Photosystems are natural energy conversion systems evolved for over 2,700 million years. Among the photosystems, photosystem II (PSII) catalyzes the light-driven water decomposition reaction with the production of O2, protons and electrons to reduce plastoquinone. The reaction is important not only for understanding natural photosynthesis but also for creating efficient artificial photosynthesis. In this review, PSII catalytic intermediate states and their reaction mechanisms elucidated by experimental and theoretical approaches are introduced mainly following the development of the X-ray crystallography. For the O2 formation mechanism, two representative mechanisms, acid-base and radical coupling, are explained.
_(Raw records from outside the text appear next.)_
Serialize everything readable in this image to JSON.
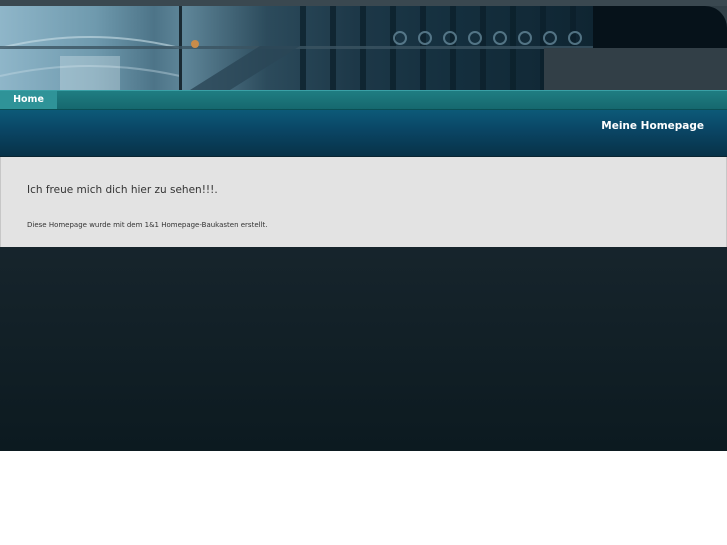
{
  "nav": {
    "items": [
      {
        "label": "Home",
        "active": true
      }
    ]
  },
  "header": {
    "site_title": "Meine Homepage"
  },
  "content": {
    "welcome_text": "Ich freue mich dich hier zu sehen!!!.",
    "builder_note": "Diese Homepage wurde mit dem 1&1 Homepage-Baukasten erstellt."
  },
  "colors": {
    "nav_bg": "#1a7277",
    "nav_active": "#2f9398",
    "title_bar": "#0a4564",
    "content_bg": "#e3e3e3",
    "page_bg": "#1b2a32"
  }
}
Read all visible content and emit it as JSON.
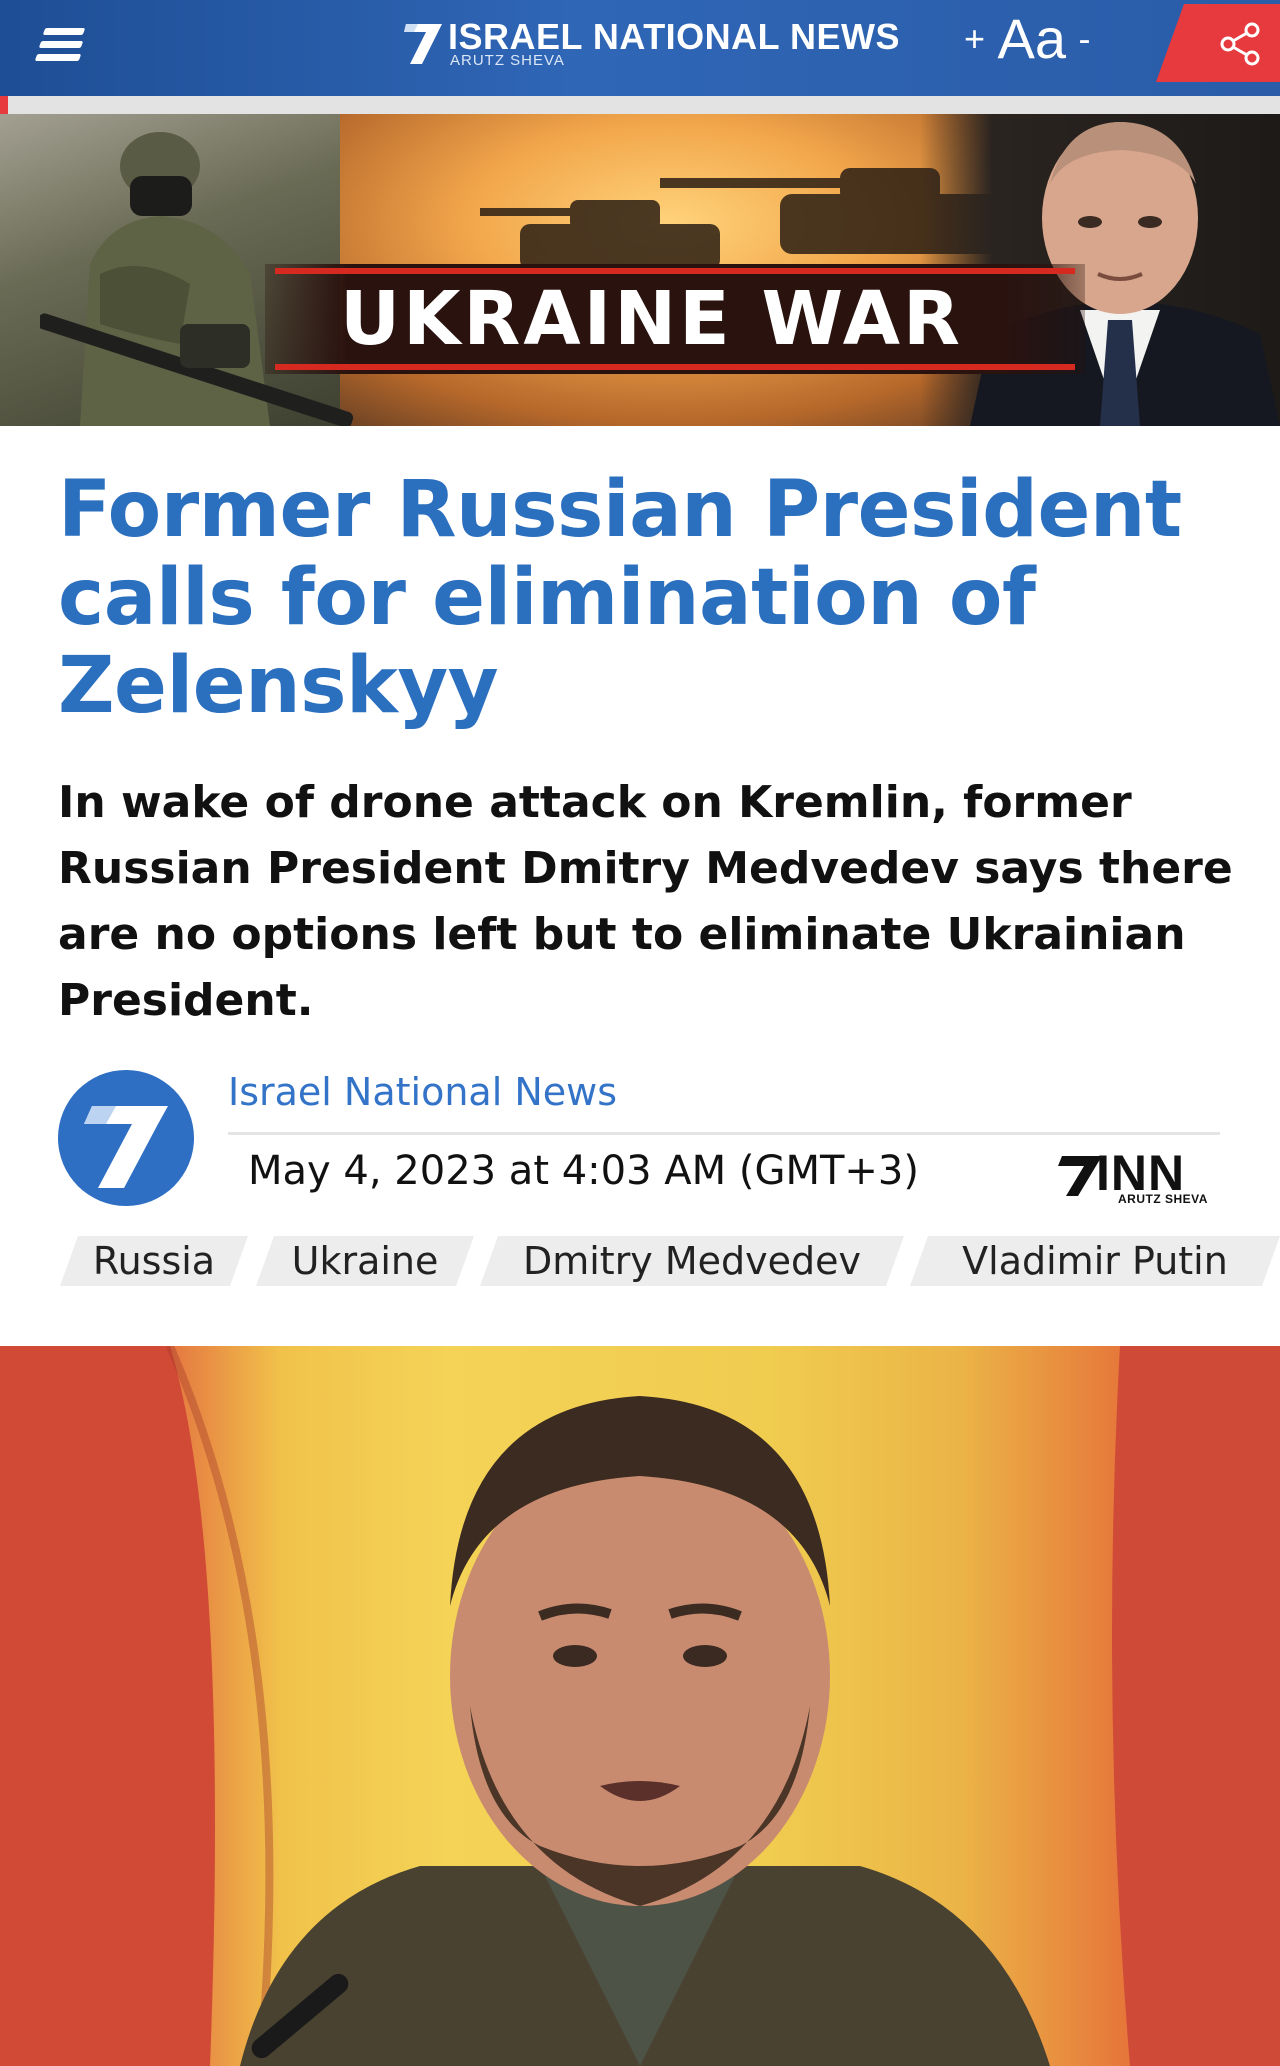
{
  "header": {
    "site_name": "ISRAEL NATIONAL NEWS",
    "site_subtitle": "ARUTZ SHEVA",
    "font_increase": "+",
    "font_label": "Aa",
    "font_decrease": "-"
  },
  "banner": {
    "title": "UKRAINE WAR"
  },
  "article": {
    "headline": "Former Russian President calls for elimination of Zelenskyy",
    "subheadline": "In wake of drone attack on Kremlin, former Russian President Dmitry Medvedev says there are no options left but to eliminate Ukrainian President."
  },
  "byline": {
    "author": "Israel National News",
    "date": "May 4, 2023 at 4:03 AM (GMT+3)",
    "brand": "INN",
    "brand_sub": "ARUTZ SHEVA"
  },
  "tags": [
    {
      "label": "Russia"
    },
    {
      "label": "Ukraine"
    },
    {
      "label": "Dmitry Medvedev"
    },
    {
      "label": "Vladimir Putin"
    }
  ],
  "colors": {
    "header_blue": "#2a5ca8",
    "share_red": "#e63a3e",
    "headline_blue": "#2b6fbf"
  },
  "icons": {
    "menu": "hamburger-icon",
    "share": "share-icon"
  }
}
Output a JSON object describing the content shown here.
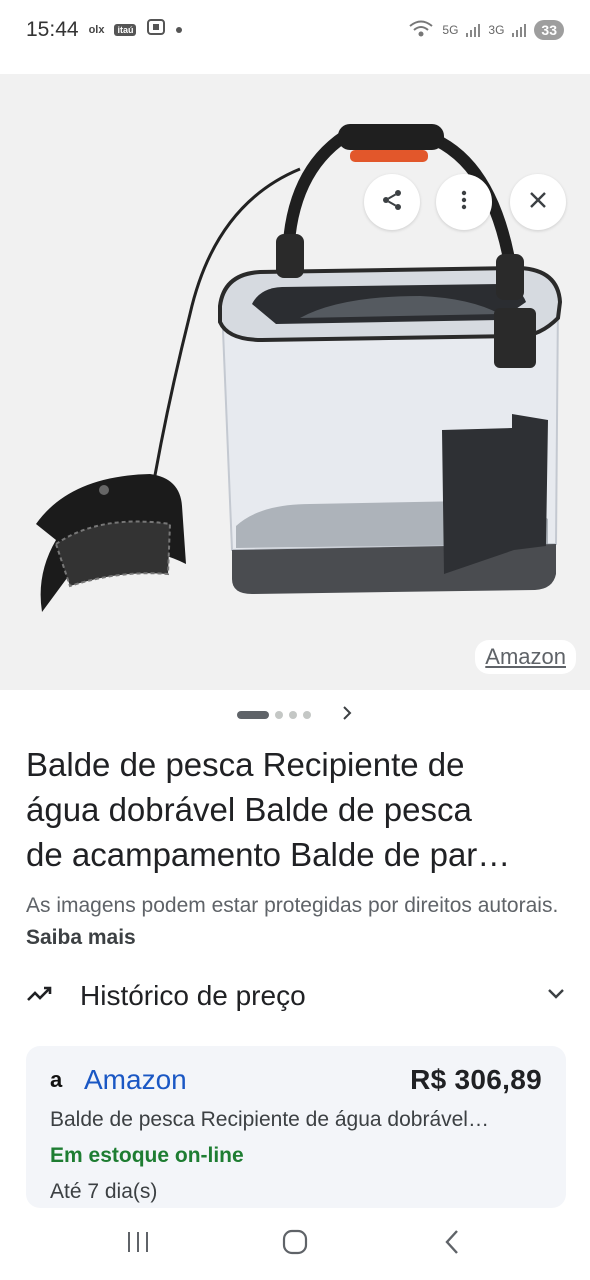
{
  "status": {
    "time": "15:44",
    "app_icons": [
      "olx",
      "itaú"
    ],
    "net_5g": "5G",
    "net_3g": "3G",
    "battery": "33"
  },
  "hero": {
    "source": "Amazon",
    "icons": [
      "share-icon",
      "more-vert-icon",
      "close-icon"
    ]
  },
  "pager": {
    "count": 4,
    "active_index": 0
  },
  "product": {
    "title_lines": [
      "Balde de pesca Recipiente de",
      "água dobrável Balde de pesca",
      "de acampamento Balde de par…"
    ],
    "copyright_text": "As imagens podem estar protegidas por direitos autorais.",
    "learn_more": "Saiba mais"
  },
  "price_history": {
    "label": "Histórico de preço"
  },
  "offer": {
    "logo": "a",
    "merchant": "Amazon",
    "price": "R$ 306,89",
    "description": "Balde de pesca Recipiente de água dobrável…",
    "stock": "Em estoque on-line",
    "delivery": "Até 7 dia(s)"
  },
  "colors": {
    "link": "#1a57c4",
    "in_stock": "#1e7d32",
    "card_bg": "#f3f5f9"
  }
}
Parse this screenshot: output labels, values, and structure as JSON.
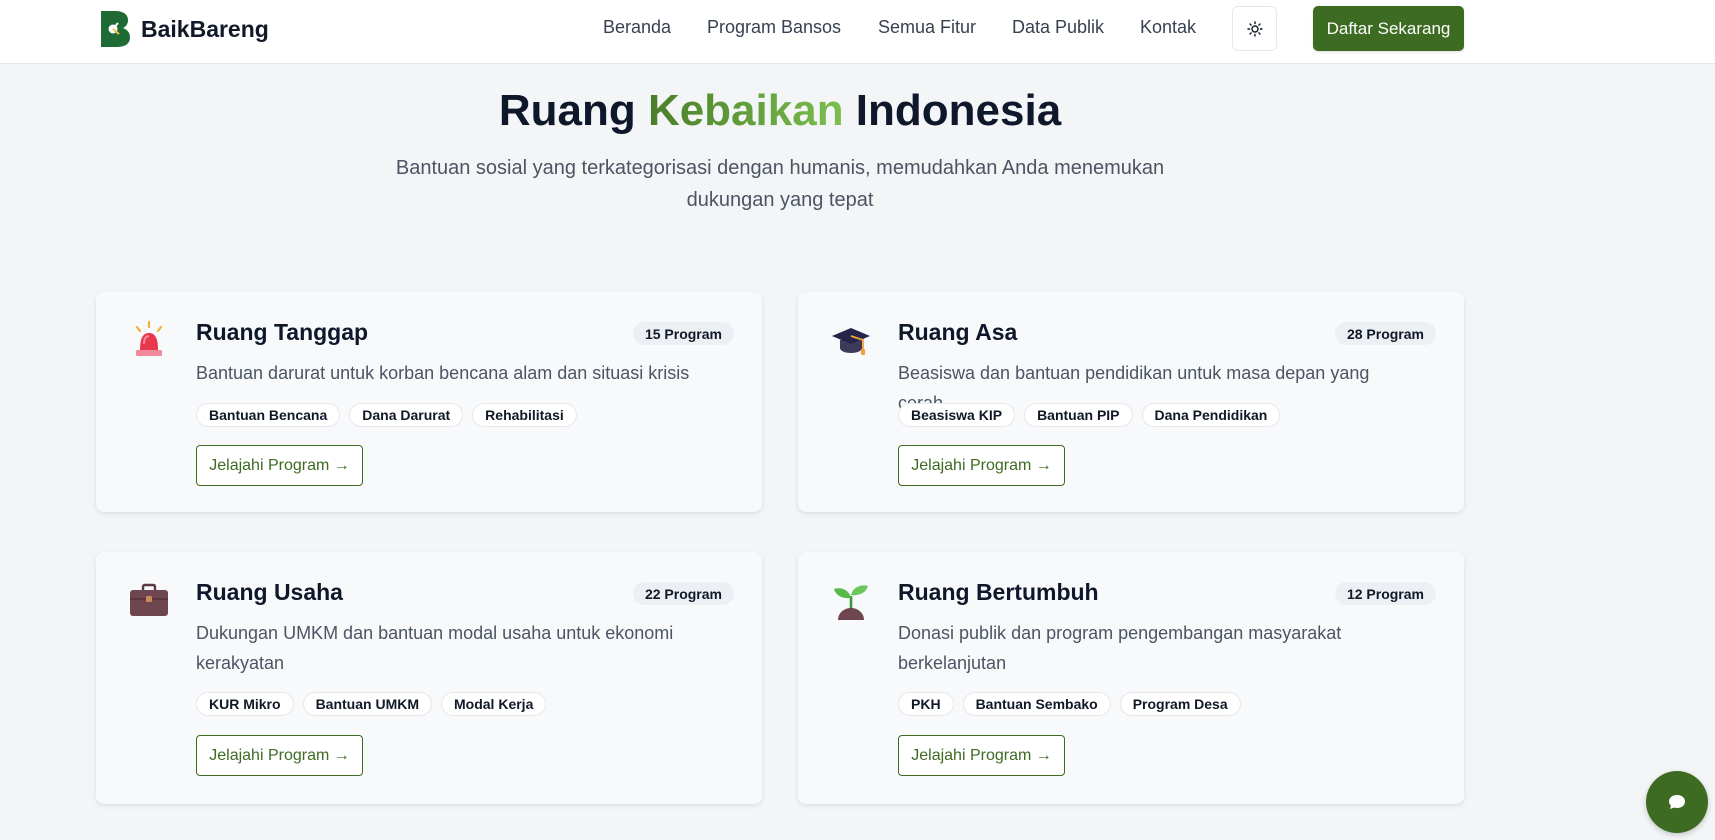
{
  "navbar": {
    "brand": "BaikBareng",
    "links": [
      "Beranda",
      "Program Bansos",
      "Semua Fitur",
      "Data Publik",
      "Kontak"
    ],
    "cta": "Daftar Sekarang"
  },
  "hero": {
    "title_before": "Ruang ",
    "title_accent": "Kebaikan",
    "title_after": " Indonesia",
    "subtitle": "Bantuan sosial yang terkategorisasi dengan humanis, memudahkan Anda menemukan dukungan yang tepat"
  },
  "cards": [
    {
      "icon": "siren-icon",
      "title": "Ruang Tanggap",
      "count": "15 Program",
      "description": "Bantuan darurat untuk korban bencana alam dan situasi krisis",
      "tags": [
        "Bantuan Bencana",
        "Dana Darurat",
        "Rehabilitasi"
      ],
      "button": "Jelajahi Program →"
    },
    {
      "icon": "graduation-cap-icon",
      "title": "Ruang Asa",
      "count": "28 Program",
      "description": "Beasiswa dan bantuan pendidikan untuk masa depan yang cerah",
      "tags": [
        "Beasiswa KIP",
        "Bantuan PIP",
        "Dana Pendidikan"
      ],
      "button": "Jelajahi Program →"
    },
    {
      "icon": "briefcase-icon",
      "title": "Ruang Usaha",
      "count": "22 Program",
      "description": "Dukungan UMKM dan bantuan modal usaha untuk ekonomi kerakyatan",
      "tags": [
        "KUR Mikro",
        "Bantuan UMKM",
        "Modal Kerja"
      ],
      "button": "Jelajahi Program →"
    },
    {
      "icon": "seedling-icon",
      "title": "Ruang Bertumbuh",
      "count": "12 Program",
      "description": "Donasi publik dan program pengembangan masyarakat berkelanjutan",
      "tags": [
        "PKH",
        "Bantuan Sembako",
        "Program Desa"
      ],
      "button": "Jelajahi Program →"
    }
  ],
  "colors": {
    "primary": "#3d6b22",
    "accent_light": "#7bbf4f",
    "background": "#f3f5f7",
    "card": "#f8f9fb"
  }
}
Finally, we discuss the geometrical and electronic structures of inorganic model complex in comparison with those of the native catalytic center in PSII.
Macroscopic ordering is key in multicellular behaviors, but its predictive understanding has been challenging since the dynamics are typically out of equilibrium. Here we show that mouse neural progenitor cells cultured on dish present features of an active nematic system, resembling the patterns of liquid crystal but with the cells rapidly gliding and stochastically switching its velocity. We found through live imaging that the topological defects behave as sources and sinks of the cell density and results in 3D aggregates. This phenomenon can be theoretically explained by considering the coupling of the anisotropic friction and the active collective force field around the defects.
In this review, the recent advances in neural control engineering are described in terms of three hierarchical levels. In the lowest level, the microelectrode recording and electromagnetic stimulation technique are particularly addressed. In the middle level, two types of neural stimulation and their evoked responses in the rodent auditory cortex are explained on our experimental results using flavoprotein autofluorescence imaging. In the highest level, finally, one of our computational models for the auditory cortex is introduced to simulate auditory induction phenomenon and the associated sound-driven responses.
KCNQ1 is a voltage-gated K+ channel. Its gating property is dramatically changed by an auxiliary subunit KCNE1: the gating kinetics becomes almost 100 times slower and the voltage dependence (G-V curve) is shifted by +40 mV. It is still not perfectly understood how KCNE1 slows or inhibits the opening of KCNQ1 channel. Recent applications of voltage clamp fluorometry (VCF) has been elucidating many aspects of the gating in KCNQ1-KCNE1 channels. KCNE1 directly interacts with voltage sensing domain (VSD) of KCNQ1 channel and prevents VSD from going upward. As a consequence, KCNQ1-KCNE1 channels requires higher membrane potential to overcome the hindrance.